MRI-guided endomyocardial biopsy using passive tracking at 42 ms resolution

Major achievements and awards

  • Invention of a method for interactive real-time MRI with high temporal resolution (PCT/EP2010/001814)
  • Publication about the ESPIRiT method was the most-cited publication from Magnetic Resonance in Medicine in 2014 according to the International Society for Magnetic Resonance in Medicine (top 1% in the category clinical medicine according to Web of Science and one of the 30 most-cited papers in the category Radiology & Medical Imaging from 2014-2018 according to Google Scholar Metrics 2019)
  • Co-author of many award-winning papers, including two Young-Investigator Awards of the International Society for Magnetic Resonance in Medicine.

Key publications

Backhaus S, Lange T, Beuthner BE, Topci R, Wang X, Kowallick JT, Lotz J, Seidler T, Toischer K, Zeisberg EM, Puls M, Jacobshagen C, Uecker M, Hasenfuß G, Schuster A.. Real-time Cardiac Magnetic Resonance T1 and Extracellular Volume Fraction mapping for Tissue Characterisation in Aortic Stenosis. Journal of Cardiovascular Magnetic Resonance 2020; in press.

Rosenzweig S, Scholand N, Holme HCM, Uecker M. Cardiac and Respiratory Self-Gating in Radial MRI using an Adapted Singular Spectrum Analysis (SSA-FARY). IEEE Transactions on Medical Imaging 2020; in press.

Wang X, Kohler F, Unterberg-Buchwald C,  Lotz J, Frahm J, Uecker M. Model-based myocardial T1 mapping with sparsity constraints using single-shot inversion-recovery radial FLASH cardiovascular magnetic resonance. Journal of Cardiovascular Magnetic Resonance 2019;21:60.

Frahm J, Voit D, Uecker M. Real-Time Magnetic Resonance Imaging: Radial Gradient-Echo Sequences With Nonlinear Inverse Reconstruction.Investigative Radiology 2019;54:757-766.

Unterberg-Buchwald C, Ritter CO, Reupke V, Wilke RN, Stadelmann C, Steinmetz M, Schuster A, Hasenfuß G, Lotz J, Uecker M. Targeted endomyocardial biopsy guided by real-time magnetic resonance imaging. Journal of Cardiovascular Magnetic Resonance 2017;19:45.
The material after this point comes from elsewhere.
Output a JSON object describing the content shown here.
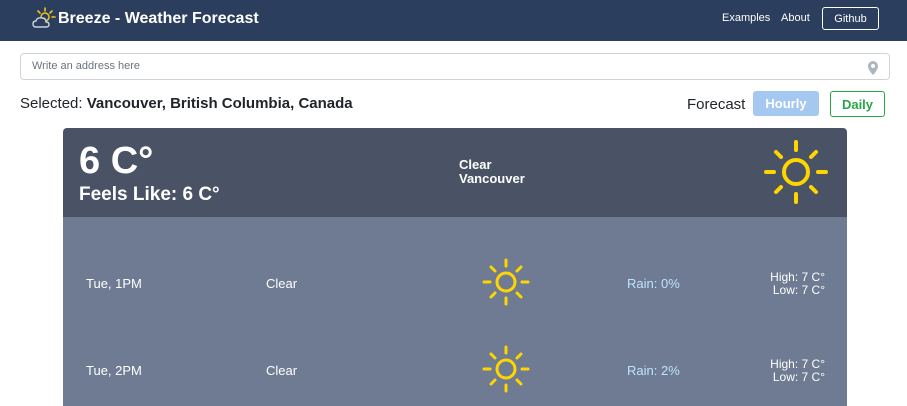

Cheng JY, Hanneman K, Zhang T, Alley MT, Lai P, Tamir JI, Uecker M, Pauly JM, Lustig M, Vasanawala SS. Comprehensive Motion-Compensated Highly-Accelerated 4D Flow MRI with Ferumoxytol Enhancement for Pediatric Congenital Heart Disease. Journal of Magnetic Resonance Imaging 2016;43:1355-1368.

Uecker M, Lai P, Murphy MJ, Virtue P, Elad M, Pauly JM, Vasanawala SS, Lustig M. ESPIRiT - An Eigenvalue Approach to Autocalibrating Parallel MRI: Where SENSE meets GRAPPA. Magnetic Resonance in Medicine 2014;71:990-1001.

Joseph AA, Merboldt K-D, Voit D, Zhang S, Uecker M, Lotz J, Frahm J. Real-time phase-contrast MRI of cardiovascular blood flow using undersampled radial fast low-angle shot and nonlinear inverse reconstruction. NMR in Biomedicine 2012;25:917-924.

Uecker M, Zhang S, Voit D, Karaus A, Merboldt K-D, Frahm J. Real-time magnetic resonance imaging at a resolution of 20 ms.NMR in Biomedicine 2010;23:986-994.

Block KT, Uecker M, Frahm J. Undersampled Radial MRI with Multiple Coils. Iterative Image Reconstruction Using a Total Variation Constraint. Magnetic Resonance in Medicine 2007;57:1086-1098.